In PLO, hands like double-suited Aces or Kings where all four cards work well together and double-suited run-down hands are what you are looking for. When you find a hand that you like you usually just want to call knowing the aggressive player will raise and get called in a couple of spots so you can re-raise all-in. Obviously you need to mix this up with some Button raises and re-raises when you have the goods as well so you don't become too predictable. When playing Hold 'Em this strategy differs slightly from PLO; it is usually better to be the raiser to reduce the number of players who see the flop.
Hopefully the obliging LAG should re-raise giving you some protection and taking the hand heads-up so you are getting around 3-1 on your money while being anywhere around an 80/20 to 60/40 favourite in the hand. Obviously this is not an exact science and the key to success is picking your spots carefully. Occasionally you'll be against two other players in the pot and while your win percentage may drop here you are still getting a pretty good return on your money for taking a favourable gamble. The trick is not to get too greedy, as soon as you have doubled up and have enough to buy in for the minimum for the next level you leave the table and jump up stakes. Rampaging differs from short-stacking in the fact that you are consistently moving up levels while only risking around 5% of your roll.
Of course, you can experiment with this strategy a little if you find a level you are comfortable playing at and wish to stick around in a particular game for a while. However, remember the whole point of rampaging is to move UP the stakes.
The best part about this approach is the fact you are risking a little to win a lot in a short space of time, while still using some semblance of bankroll management: While you are effectively playing higher than your roll allows you should still only be risking around 5% of your total net worth. The best way to ensure success is to give yourself a total you are happy reaching and then calling it quits and banking the money. If, at any point throughout the rampage you have reached a point where you are sitting with an amount in front of you that is more than 10% of your roll (or more than your entire bankroll if you are that lucky) then take the money and run.
While you won't make many friends doing this (short-stackers are universally hated and despised) there are no friends at the poker tables anyway and the internet in particular allows you to indulge in some behaviour that just wouldn't run in a live game.

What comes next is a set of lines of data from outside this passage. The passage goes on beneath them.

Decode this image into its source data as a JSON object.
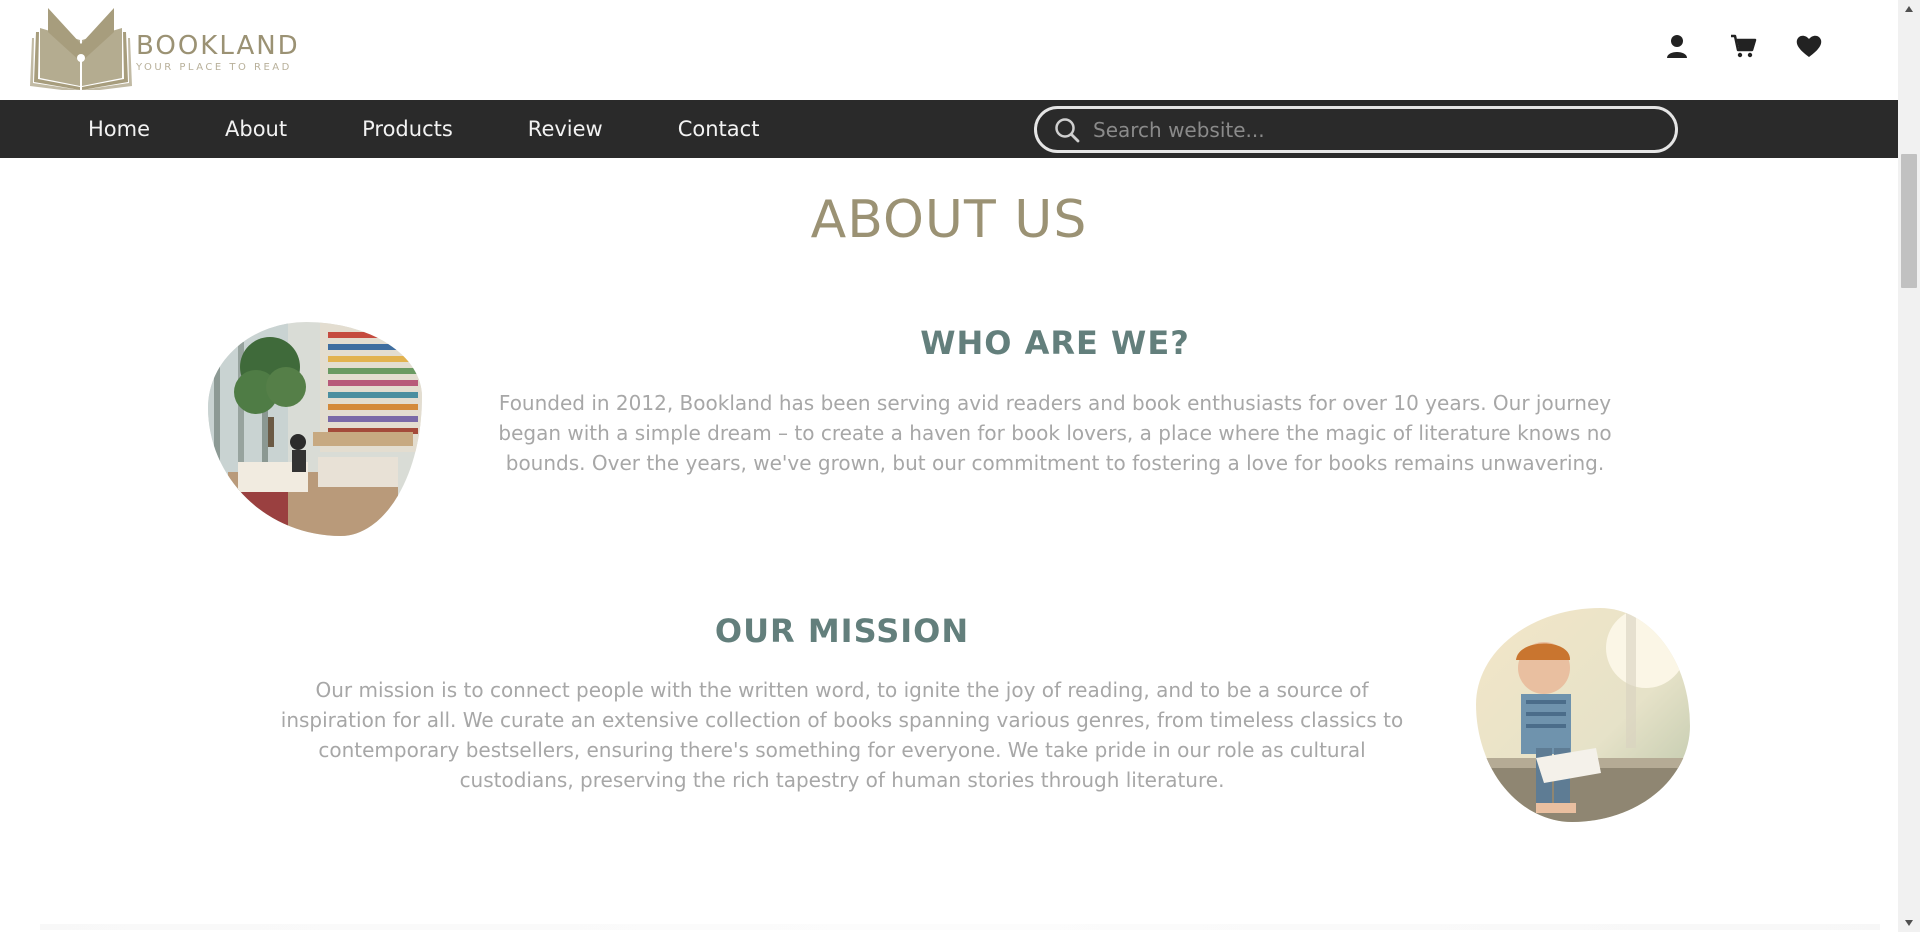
{
  "brand": {
    "name": "BOOKLAND",
    "tagline": "YOUR PLACE TO READ",
    "color": "#9b9274"
  },
  "header": {
    "icons": [
      "user-icon",
      "cart-icon",
      "heart-icon"
    ]
  },
  "nav": {
    "links": [
      "Home",
      "About",
      "Products",
      "Review",
      "Contact"
    ],
    "search_placeholder": "Search website..."
  },
  "about": {
    "title": "ABOUT US",
    "who": {
      "heading": "WHO ARE WE?",
      "body": "Founded in 2012, Bookland has been serving avid readers and book enthusiasts for over 10 years. Our journey began with a simple dream – to create a haven for book lovers, a place where the magic of literature knows no bounds. Over the years, we've grown, but our commitment to fostering a love for books remains unwavering."
    },
    "mission": {
      "heading": "OUR MISSION",
      "body": "Our mission is to connect people with the written word, to ignite the joy of reading, and to be a source of inspiration for all. We curate an extensive collection of books spanning various genres, from timeless classics to contemporary bestsellers, ensuring there's something for everyone. We take pride in our role as cultural custodians, preserving the rich tapestry of human stories through literature."
    }
  },
  "colors": {
    "nav_bg": "#2a2a2a",
    "heading_teal": "#637f7c",
    "body_gray": "#a7a7a7"
  }
}
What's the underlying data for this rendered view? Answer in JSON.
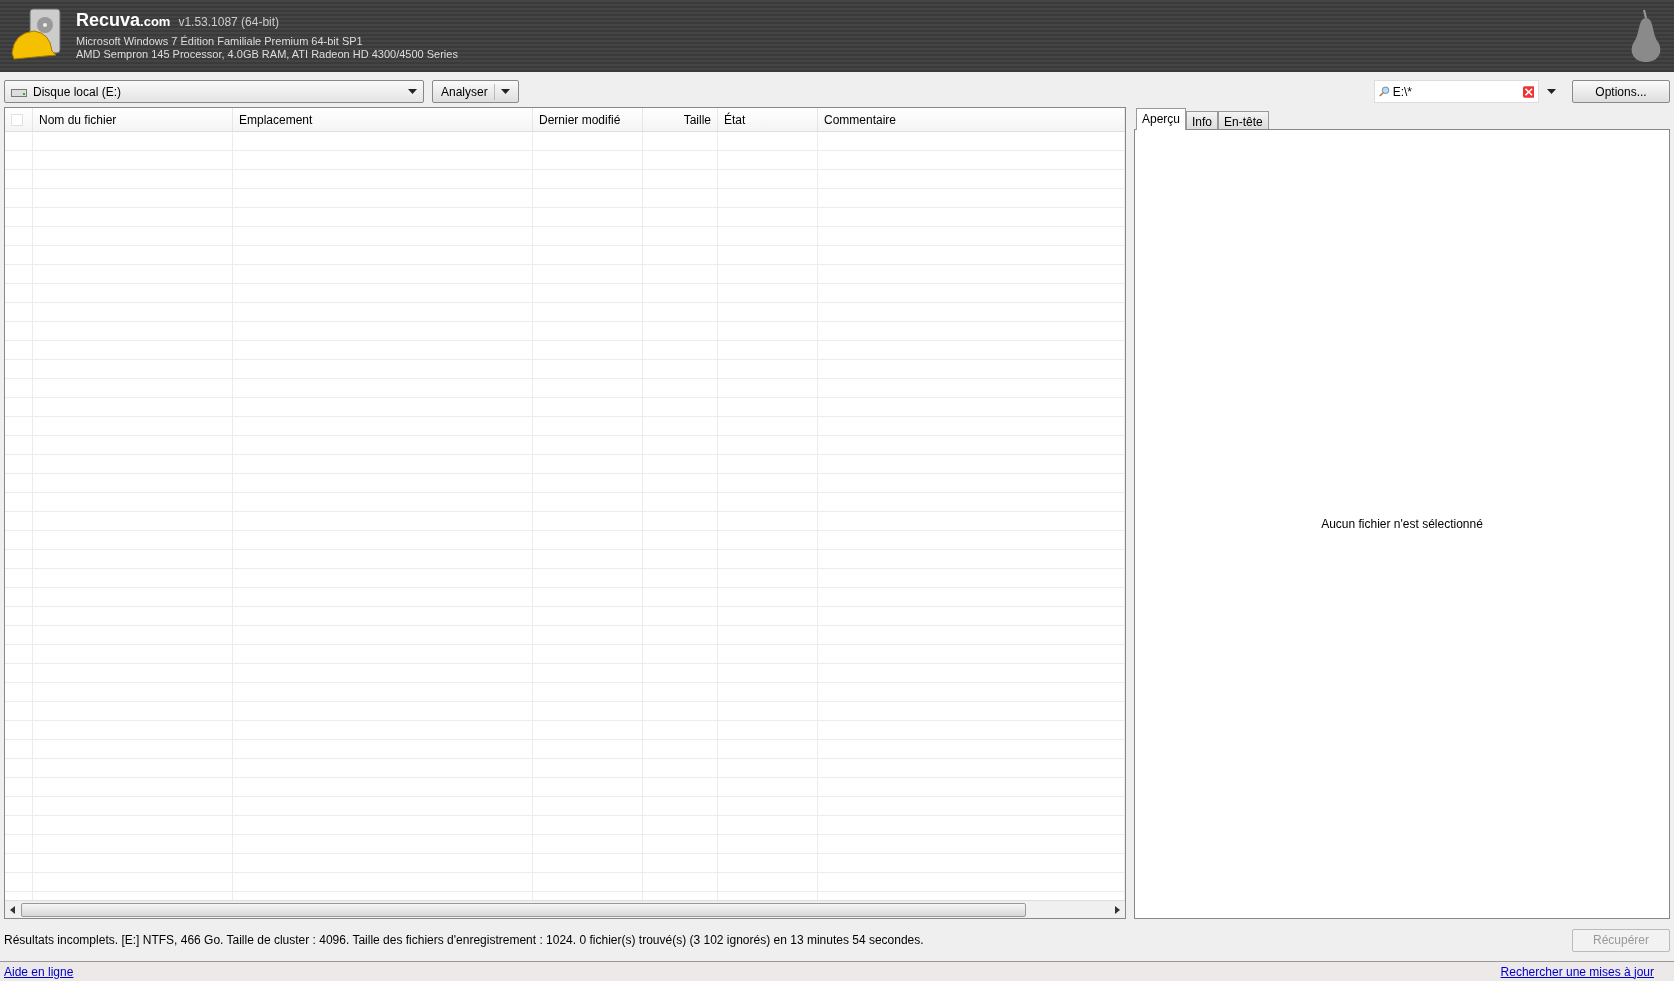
{
  "app": {
    "brand": "Recuva",
    "brand_suffix": ".com",
    "version": "v1.53.1087 (64-bit)",
    "system_lines": [
      "Microsoft Windows 7 Édition Familiale Premium 64-bit SP1",
      "AMD Sempron 145 Processor, 4.0GB RAM, ATI Radeon HD 4300/4500 Series"
    ]
  },
  "toolbar": {
    "drive": "Disque local (E:)",
    "scan_button": "Analyser",
    "filter": {
      "value": "E:\\*"
    },
    "options_button": "Options..."
  },
  "table": {
    "select_all_checked": false,
    "columns": [
      {
        "label": "Nom du fichier",
        "kind": "text"
      },
      {
        "label": "Emplacement",
        "kind": "text"
      },
      {
        "label": "Dernier modifié",
        "kind": "text"
      },
      {
        "label": "Taille",
        "kind": "number"
      },
      {
        "label": "État",
        "kind": "text"
      },
      {
        "label": "Commentaire",
        "kind": "text"
      }
    ]
  },
  "preview": {
    "tabs": [
      {
        "label": "Aperçu",
        "selected": true
      },
      {
        "label": "Info",
        "selected": false
      },
      {
        "label": "En-tête",
        "selected": false
      }
    ],
    "message": "Aucun fichier n'est sélectionné"
  },
  "status": {
    "text": "Résultats incomplets. [E:] NTFS, 466 Go. Taille de cluster : 4096. Taille des fichiers d'enregistrement : 1024. 0 fichier(s) trouvé(s) (3 102 ignorés) en 13 minutes 54 secondes.",
    "recover_button": {
      "label": "Récupérer",
      "disabled": true
    }
  },
  "footer": {
    "links": [
      "Aide en ligne",
      "Rechercher une mises à jour"
    ]
  }
}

Be warned however, that this approach can stunt your poker game if relied upon too heavily. If done properly it's a great way of building a bankroll that enables you to play at decent stakes with minimum risk. If it works, it can see you spin up an initial $50 deposit to a couple of thousand, enabling you to play the $0.50/$1 properly while occasionally attempting to take shots and enjoy the odd rampage at the higher levels, if it doesn't work you've lost $5. Show me a downside…